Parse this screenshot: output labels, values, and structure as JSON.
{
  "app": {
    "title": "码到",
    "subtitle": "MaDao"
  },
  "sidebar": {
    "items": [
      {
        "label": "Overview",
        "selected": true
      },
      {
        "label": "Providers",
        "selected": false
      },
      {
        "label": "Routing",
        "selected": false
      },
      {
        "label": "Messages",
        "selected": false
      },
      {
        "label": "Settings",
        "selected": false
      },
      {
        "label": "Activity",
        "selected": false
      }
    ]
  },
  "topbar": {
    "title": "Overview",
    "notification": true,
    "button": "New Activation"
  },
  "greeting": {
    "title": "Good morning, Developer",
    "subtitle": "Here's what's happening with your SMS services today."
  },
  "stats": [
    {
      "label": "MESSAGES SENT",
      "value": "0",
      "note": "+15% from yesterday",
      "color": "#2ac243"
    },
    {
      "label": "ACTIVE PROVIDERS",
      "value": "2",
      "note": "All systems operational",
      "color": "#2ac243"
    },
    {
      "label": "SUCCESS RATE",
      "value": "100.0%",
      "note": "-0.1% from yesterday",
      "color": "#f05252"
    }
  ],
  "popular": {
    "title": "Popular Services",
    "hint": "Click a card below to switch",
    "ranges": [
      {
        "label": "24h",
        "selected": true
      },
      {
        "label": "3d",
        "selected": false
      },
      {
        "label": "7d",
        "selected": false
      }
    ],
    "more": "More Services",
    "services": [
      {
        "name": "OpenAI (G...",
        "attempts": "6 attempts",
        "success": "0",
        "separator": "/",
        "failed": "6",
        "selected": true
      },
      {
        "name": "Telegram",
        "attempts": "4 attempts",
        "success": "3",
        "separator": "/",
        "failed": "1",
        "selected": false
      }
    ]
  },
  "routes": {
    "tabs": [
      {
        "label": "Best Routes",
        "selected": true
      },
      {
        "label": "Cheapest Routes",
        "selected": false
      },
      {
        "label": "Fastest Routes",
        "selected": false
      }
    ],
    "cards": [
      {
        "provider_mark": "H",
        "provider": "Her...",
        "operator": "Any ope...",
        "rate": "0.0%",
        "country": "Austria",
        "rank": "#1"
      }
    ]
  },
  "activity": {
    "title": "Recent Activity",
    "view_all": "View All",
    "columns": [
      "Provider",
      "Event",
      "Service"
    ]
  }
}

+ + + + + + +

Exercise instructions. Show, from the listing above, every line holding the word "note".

Task output.
      "note": "+15% from yesterday",
      "note": "All systems operational",
      "note": "-0.1% from yesterday",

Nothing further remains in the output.